Strong Leaders Establish Trust
Trust lies at the foundation of all businesses and, ultimately, any successful society. As Bruce Schneier points out in his wonderful book Liars and Outliers, trust makes everything work; without it, the traffic would scarcely budge.
We need trust to work with suppliers and customers. We need it to work with each other. But can it be measured?
Surveys help of course. But if you ask straight out: Do you trust your boss or co-worker? Chances are that everyone will say, 'Yes,' because that's the comfortable response. More helpful might be questions like this: "If you had a concern about something at work, who would you turn to?" Or, "What would you do if xxxx?"
I'm a big believer in a survey like this, just because it will quickly tell you if you have a problem, or even if you're just not doing so well this quarter.
Whole Foods CEO John Mackey argues that he can feel whether or not there is a high level of trust in a store within five minutes of walking into it. Where morale is undermined and engagement is missing, he says good leaders can just sense what's missing. "The art of leadership is to be attuned to your customers, employees, suppliers, investors.
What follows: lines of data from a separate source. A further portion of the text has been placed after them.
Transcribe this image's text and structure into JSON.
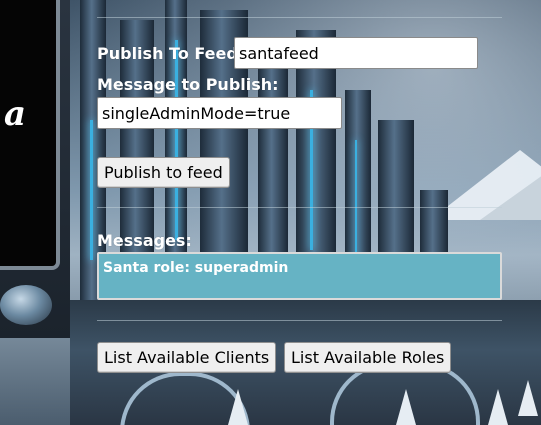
{
  "feed": {
    "label": "Publish To Feed:",
    "value": "santafeed"
  },
  "message": {
    "label": "Message to Publish:",
    "value": "singleAdminMode=true"
  },
  "publish_button": "Publish to feed",
  "messages": {
    "label": "Messages:",
    "items": [
      "Santa role: superadmin"
    ]
  },
  "actions": {
    "list_clients": "List Available Clients",
    "list_roles": "List Available Roles"
  },
  "colors": {
    "message_box": "#66b3c4",
    "label_text": "#ffffff"
  }
}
We need a multi-stakeholder approach to leadership that does objective measurements but that alone is not enough. We need to develop fully human skills that allow us also to know things intuitively."
Good leaders know to pay attention to their intuition and hunches. But I'd be wary of depending on those alone. We are all biased and highly driven to defend our sense of self-regard. Instead, it might be more useful to ask: Is my business trustworthy? Do I treat my people--employees, suppliers, customers--well enough to deserve their trust? Do we treat each other well enough to be confident that we're worthy of trust? Is there any valid reason why anyone should not trust us?
Trust is a privilege, not a right. It's earned, not assumed. If you pay suppliers late, drive too hard a bargain, over-work and underpay your workforce, then you shouldn't be too confident of anyone's trust. If you treat everyone who connects your business with respect, you stand a far better chance. Think of it as an investment: The more you put in, the more you get back.
Margaret Heffernan is an entrepreneur and author. She has been chief executive of InfoMation Corporation, ZineZone Corporation, and iCAST Corporation. In 2014, she published her fourth book, A Bigger Prize: How We Can Do Better Than the Competition.